> [EXERCISE PROMPT]:
Note how many lines in the following material mention "Show", then give that number by itself.

--- DATA SUPPLIED Enclosed Below ---

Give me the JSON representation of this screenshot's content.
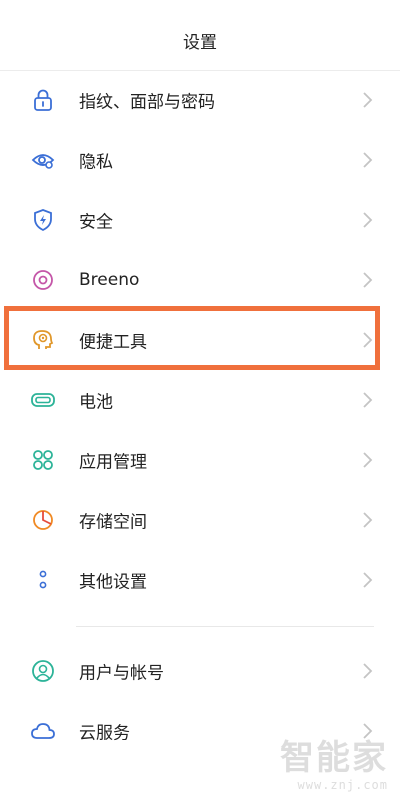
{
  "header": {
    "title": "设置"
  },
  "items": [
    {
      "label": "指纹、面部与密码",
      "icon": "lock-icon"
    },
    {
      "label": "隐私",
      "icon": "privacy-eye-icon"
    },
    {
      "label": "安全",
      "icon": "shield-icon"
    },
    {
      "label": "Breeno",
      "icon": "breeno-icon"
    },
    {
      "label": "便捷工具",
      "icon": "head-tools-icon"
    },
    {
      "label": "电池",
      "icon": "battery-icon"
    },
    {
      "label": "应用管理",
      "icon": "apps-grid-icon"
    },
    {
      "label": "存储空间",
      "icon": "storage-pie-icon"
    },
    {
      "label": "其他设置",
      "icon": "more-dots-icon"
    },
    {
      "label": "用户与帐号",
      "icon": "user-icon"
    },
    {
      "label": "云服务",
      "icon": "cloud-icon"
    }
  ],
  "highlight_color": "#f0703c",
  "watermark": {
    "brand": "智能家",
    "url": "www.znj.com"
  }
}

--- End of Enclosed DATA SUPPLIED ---
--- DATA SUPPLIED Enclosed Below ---

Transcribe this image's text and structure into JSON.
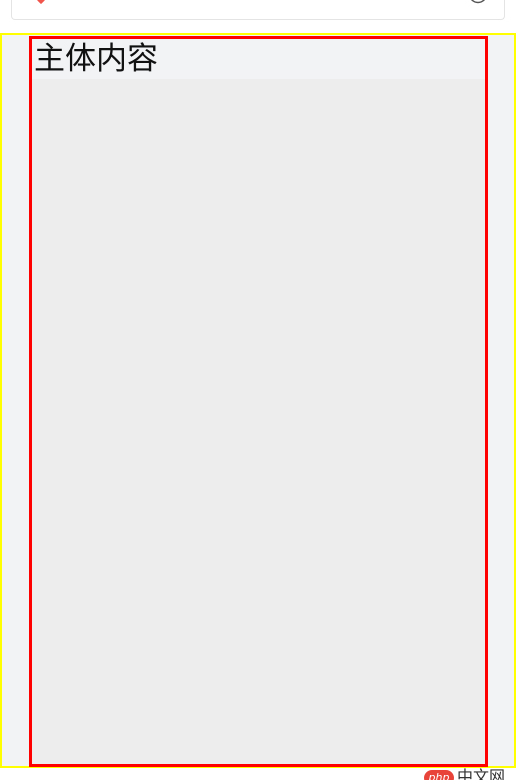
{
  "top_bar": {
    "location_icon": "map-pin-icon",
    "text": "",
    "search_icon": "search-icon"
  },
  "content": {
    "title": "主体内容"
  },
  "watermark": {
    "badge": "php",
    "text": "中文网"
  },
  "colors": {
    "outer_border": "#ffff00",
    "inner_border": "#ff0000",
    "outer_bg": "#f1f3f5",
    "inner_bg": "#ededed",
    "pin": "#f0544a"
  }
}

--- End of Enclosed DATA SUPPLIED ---
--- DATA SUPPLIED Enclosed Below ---

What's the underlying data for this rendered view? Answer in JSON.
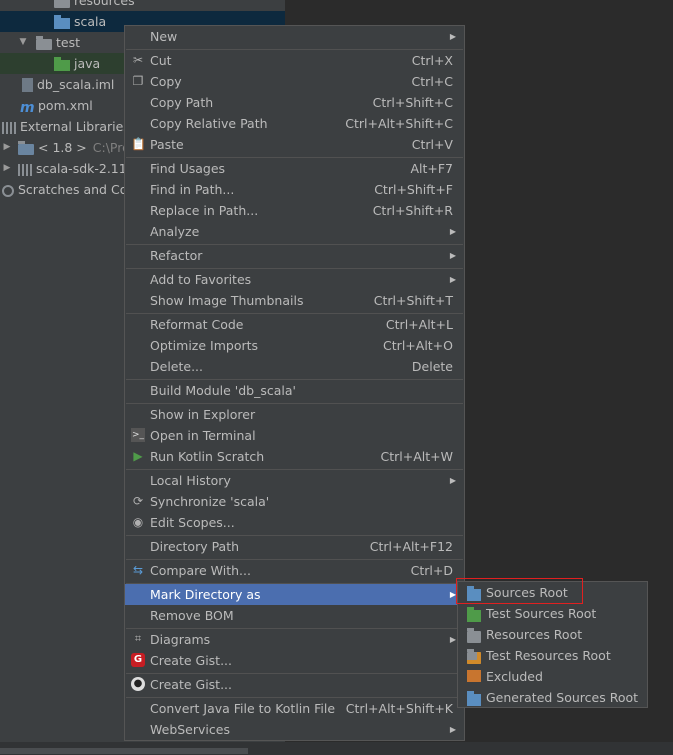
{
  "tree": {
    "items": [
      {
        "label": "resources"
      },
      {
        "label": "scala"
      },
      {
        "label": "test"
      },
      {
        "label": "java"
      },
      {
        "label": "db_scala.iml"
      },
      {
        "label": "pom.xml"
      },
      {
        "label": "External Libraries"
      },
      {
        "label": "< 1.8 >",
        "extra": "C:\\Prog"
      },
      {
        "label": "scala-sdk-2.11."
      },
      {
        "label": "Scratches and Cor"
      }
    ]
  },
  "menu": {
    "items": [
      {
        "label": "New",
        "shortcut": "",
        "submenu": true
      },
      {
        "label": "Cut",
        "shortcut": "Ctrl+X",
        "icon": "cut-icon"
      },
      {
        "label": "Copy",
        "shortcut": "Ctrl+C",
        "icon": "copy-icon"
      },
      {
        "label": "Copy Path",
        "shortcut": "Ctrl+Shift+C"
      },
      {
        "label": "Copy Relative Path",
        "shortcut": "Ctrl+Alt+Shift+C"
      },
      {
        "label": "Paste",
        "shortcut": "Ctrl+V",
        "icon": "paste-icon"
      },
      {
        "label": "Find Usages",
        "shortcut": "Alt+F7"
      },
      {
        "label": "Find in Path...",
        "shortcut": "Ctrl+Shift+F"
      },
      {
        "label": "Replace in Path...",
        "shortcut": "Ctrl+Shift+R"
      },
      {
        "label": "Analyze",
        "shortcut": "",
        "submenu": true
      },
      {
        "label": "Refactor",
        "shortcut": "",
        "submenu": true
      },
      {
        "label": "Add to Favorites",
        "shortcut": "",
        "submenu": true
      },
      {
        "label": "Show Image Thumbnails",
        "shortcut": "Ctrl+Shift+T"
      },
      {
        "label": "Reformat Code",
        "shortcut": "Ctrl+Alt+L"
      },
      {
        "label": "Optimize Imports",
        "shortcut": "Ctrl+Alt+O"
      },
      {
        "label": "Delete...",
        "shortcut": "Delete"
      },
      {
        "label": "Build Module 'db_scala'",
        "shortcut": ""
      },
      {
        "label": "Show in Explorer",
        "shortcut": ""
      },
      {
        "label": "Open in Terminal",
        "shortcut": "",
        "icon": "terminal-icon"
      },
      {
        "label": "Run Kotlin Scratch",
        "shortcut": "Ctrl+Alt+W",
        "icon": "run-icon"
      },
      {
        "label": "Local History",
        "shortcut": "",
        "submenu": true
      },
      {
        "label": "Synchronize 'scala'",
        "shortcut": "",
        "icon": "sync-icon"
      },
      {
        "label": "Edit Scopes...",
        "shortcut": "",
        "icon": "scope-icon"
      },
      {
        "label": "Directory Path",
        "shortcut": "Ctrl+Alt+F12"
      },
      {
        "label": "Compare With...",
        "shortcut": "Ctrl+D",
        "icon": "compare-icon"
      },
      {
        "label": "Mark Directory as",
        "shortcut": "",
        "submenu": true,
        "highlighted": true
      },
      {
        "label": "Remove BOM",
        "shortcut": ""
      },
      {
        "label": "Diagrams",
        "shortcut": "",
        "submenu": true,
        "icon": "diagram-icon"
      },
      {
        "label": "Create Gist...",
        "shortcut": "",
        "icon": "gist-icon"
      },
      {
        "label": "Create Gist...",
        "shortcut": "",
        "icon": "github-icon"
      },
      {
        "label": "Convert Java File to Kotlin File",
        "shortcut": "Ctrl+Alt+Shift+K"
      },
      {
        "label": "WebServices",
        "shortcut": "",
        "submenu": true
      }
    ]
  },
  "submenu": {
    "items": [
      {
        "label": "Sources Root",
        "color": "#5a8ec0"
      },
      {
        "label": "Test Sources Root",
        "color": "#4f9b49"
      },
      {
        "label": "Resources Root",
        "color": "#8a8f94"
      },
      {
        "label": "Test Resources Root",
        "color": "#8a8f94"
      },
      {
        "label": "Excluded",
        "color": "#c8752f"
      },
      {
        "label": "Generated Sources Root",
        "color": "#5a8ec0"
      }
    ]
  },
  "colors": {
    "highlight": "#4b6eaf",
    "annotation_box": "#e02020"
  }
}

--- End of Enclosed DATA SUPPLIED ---

> [WRITTEN ANSWER]:
2